Institutional Investor Reporting

In a separate companion release11, the SEC also proposed a rule in response to the Dodd-Frank Act requirement that every institutional investment manager subject to Section 13(f) of the Exchange Act report at least annually how it voted on say-on-pay, say-on-frequency and golden parachute votes. Institutional investment managers required to file quarterly reports on Form 13F – generally those exercising investment discretion over accounts holding more than $100 million of publicly traded equity securities – will be required to report annually their voting record on these votes on Form N-PX. The reports will be filed not later than August 31 of each year, for the twelve month period ending June 30 of each year. This is the same timetable on which mutual funds and other registered management investment companies currently report their proxy voting on the same form.

Suggested Actions

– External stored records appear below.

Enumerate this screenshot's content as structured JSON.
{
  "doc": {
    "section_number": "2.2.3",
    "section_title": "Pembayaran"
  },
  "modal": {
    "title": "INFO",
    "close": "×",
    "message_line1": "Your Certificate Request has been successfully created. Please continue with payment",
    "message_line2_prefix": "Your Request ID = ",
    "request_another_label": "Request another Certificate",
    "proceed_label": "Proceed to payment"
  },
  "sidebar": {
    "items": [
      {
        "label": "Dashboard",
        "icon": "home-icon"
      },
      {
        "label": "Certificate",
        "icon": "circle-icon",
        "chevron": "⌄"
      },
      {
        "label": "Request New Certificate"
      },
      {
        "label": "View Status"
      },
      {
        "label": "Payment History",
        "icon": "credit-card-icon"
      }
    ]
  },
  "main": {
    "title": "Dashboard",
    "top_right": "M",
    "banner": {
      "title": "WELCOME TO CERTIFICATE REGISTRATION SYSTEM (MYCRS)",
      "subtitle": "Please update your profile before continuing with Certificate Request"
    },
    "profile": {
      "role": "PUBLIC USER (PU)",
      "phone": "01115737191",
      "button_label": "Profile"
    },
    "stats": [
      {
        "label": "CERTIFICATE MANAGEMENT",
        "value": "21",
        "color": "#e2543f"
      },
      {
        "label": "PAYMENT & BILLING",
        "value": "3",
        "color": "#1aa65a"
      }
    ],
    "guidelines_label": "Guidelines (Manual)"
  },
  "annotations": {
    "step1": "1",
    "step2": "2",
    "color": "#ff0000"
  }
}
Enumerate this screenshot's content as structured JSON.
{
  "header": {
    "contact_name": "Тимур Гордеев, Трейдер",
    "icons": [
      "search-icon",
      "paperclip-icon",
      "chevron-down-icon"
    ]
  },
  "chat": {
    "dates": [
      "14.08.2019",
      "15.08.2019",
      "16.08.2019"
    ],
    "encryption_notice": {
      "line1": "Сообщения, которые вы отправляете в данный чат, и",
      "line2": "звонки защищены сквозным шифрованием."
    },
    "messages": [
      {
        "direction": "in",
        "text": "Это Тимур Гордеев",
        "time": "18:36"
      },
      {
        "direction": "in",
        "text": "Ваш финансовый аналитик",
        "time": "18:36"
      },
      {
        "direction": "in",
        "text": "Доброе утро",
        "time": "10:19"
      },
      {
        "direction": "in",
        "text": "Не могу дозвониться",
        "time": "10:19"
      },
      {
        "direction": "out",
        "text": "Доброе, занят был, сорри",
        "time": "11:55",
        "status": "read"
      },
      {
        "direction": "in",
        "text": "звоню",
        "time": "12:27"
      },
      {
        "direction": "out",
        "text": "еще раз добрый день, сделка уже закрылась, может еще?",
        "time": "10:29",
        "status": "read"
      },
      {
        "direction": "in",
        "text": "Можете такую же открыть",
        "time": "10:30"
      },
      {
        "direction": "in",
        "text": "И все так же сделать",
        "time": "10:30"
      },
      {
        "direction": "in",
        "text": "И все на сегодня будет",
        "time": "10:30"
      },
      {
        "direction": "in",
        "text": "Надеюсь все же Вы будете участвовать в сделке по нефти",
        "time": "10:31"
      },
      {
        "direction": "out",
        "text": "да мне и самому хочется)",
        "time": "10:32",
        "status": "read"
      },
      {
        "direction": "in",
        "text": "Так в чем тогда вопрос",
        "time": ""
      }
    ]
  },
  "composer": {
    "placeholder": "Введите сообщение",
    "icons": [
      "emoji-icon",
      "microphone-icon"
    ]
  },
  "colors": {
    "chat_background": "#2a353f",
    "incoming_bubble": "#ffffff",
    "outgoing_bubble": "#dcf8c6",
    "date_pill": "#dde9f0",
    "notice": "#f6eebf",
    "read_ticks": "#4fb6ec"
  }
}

  • First and foremost, companies should start planning now. The say-on-pay and say-on-frequency requirements apply to meetings beginning January 21, 2011, regardless of the status of final SEC rules.
  • Companies should be aware that large institutional investors will be making voting decisions on multiple companies, many of them at about the same time of year. Companies should pay close attention to the executive summary or overview portion of their CD&A, which may be the primary basis on which voting decisions are made.
  • Smaller reporting companies that do not include a CD&A in their proxy statements might consider including a general overview of their compensation policies under the say-on-pay proposal or otherwise highlight their case for a vote in support of their compensation in an easy to understand format.
  • Boards should consider whether to recommend an interval for the say-on-frequency vote, and if so, what interval they will recommend. Factors to consider may include the tenor of any prior discussions with stockholders over compensation matters, the general nature of the shareholder base, and whether the company has a staggered board (i.e., in a triennial vote the same directors would be up for election at each meeting where a say-on-pay vote is taken, and such directors may not be on the compensation committee). At least some institutional stockholders have suggested that three years is a more appropriate interval, as it suggests a long-term view and gives a company time to address any issues identified through prior votes. Others promote an annual vote to enhance director accountability. What interval will be best for a particular company will depend on a variety of factors and its circumstances.
  • Companies should give some thought as to how they will interpret various plausible results. Despite the votes being merely advisory, the new disclosure requirements will require discussion of whether and how the shareholder expressions of preference are being addressed.
  • Companies should consider how to implement or improve the effectiveness of their shareholder outreach programs, both before a vote (in order to address any outstanding issues) or after the vote (in order to assist in interpretation of voting results).
  • Companies in early stages of merger negotiations today may want to evaluate whether any arrangements with executives will be subject to the golden parachute votes based on likely transaction and rulemaking schedules.
  • Companies will want to consider whether to include the more detailed disclosure on golden parachute arrangements in their annual meeting proxy. Factors to consider are whether this would signal (accurately or not) that the company is considering a sale; whether stockholders are more likely to be receptive to such arrangements in hypothetical or real situations; the degree to which the disclosure to be provided is already presented in the company’s proxy statement under Item 402(j); whether a separate vote at the time of a transaction would prove distracting to the goal of attaining stockholder approval of that transaction; and the likelihood that existing arrangements would remain in effect and be implemented without modification in a likely transaction.